Historically, mothers have been considered the most important parental figure.  The old school view of the woman being the homemaker and rearing the children while the man works has reinforced this in our culture and in many others.  I would like to bring to light, though, the importance of a father in a child’s life.  This is a personal topic for everyone.   Everyone has some feeling or view on it because we all have a father.  We are all affected by the relationship with this person, be it for good or for bad.

Fathers have an important role in developing a child’s social and psychological development. According to a study conducted by University of Maryland researchers in 2000 and reported on the Medical Center website, children with supportive and nurturing fathers or father-figures in their lives are more assertive, enjoy more social acceptance, have higher self-esteem and are less likely to exhibit signs of depression.  These findings were constant for both boys and girls, and with both black and white children.

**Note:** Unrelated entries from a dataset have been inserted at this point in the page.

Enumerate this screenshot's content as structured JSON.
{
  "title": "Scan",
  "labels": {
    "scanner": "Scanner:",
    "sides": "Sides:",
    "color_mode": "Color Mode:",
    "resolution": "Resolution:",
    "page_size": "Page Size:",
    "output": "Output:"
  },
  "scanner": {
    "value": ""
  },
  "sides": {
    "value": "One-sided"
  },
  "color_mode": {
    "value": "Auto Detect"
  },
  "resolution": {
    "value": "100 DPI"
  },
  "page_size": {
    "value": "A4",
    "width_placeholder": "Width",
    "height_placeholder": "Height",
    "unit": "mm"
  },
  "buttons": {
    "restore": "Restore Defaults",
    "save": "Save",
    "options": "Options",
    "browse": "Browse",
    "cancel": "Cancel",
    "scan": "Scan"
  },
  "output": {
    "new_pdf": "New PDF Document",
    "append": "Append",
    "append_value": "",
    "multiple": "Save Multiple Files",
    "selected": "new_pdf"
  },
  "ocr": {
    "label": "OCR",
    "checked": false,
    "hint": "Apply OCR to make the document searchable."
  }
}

Dr. Kyle D. Pruett reports other interesting research findings in his book Fatherneed: Why Father Care Is As Essential As Mother Care for Your Child.  For example, a father’s involvement in a child’s life is the strongest parent-related predictor of empathy. It is also associated with the development of problem-solving behavior and reduced sibling conflict and aggression.  Children of involved fathers are much more successful academically and are more likely to go to college.  Even if the father does not live with the child, if they are actively involved in their lives, a child will tend to have less behavioral problems.

Some dads may worry that by giving high priority to their family, they will lose their edge in the workplace and not be considered for higher positions as much as those who lack family ties or neglect them. Research does not support this fear.  It is beneficial to both the man’s health and happiness and also to his children’s well being to put his family first. It is okay to plan your work around your family.  It is a good thing to consider father-child time more important than work time.

In the sad situation that a child is unable to have their own father there to connect with and share a nurturing relationship with, studies show that having other positive male figures in a child’s life can help decrease the risk of this having negative affects on them.  With this in mind, every positive interaction between a child and a man can help to ensure a child’s healthy development.  This fact in itself speaks of how important a father’s role is.  If a man can make a difference to the well being of ANY child, imagine the difference they can make in the lives of their own children.

As a mother, I know it is important for my kids to have a good relationship with their dad, but I also tend to view my relationship with them as more important. While I believe there’s nothing wrong with being a little possessive of your children, the truth is their relationship with their dad is one that Imageeffects them greatly.  I would love to believe that I can give them everything they need on my own.  If ever that sad situation occurred, I know I would try my best to do so, and they would still be much loved and well cared for children.  I wish love and support unto every parent who is forced to do it alone.  As stated by Dr. Pruett, those children with TWO loving, involved parents benefit from the wealth of each parent’s life experiences, different parenting styles, and approaches to dealing with life.  Though my parents divorced long ago, they both remained a large part of my life.  I know that this fact had many positive affects on my own happiness.

My hope for this writing is to inspire us all to respect and embrace the importance of fathers in our children’s lives so as to help ensure the happiness and overall positive development of those children.  I know that I am extremely grateful for having a father that loved and cared for me.  I hope that all of you fathers and mothers realize how important you are to your own children.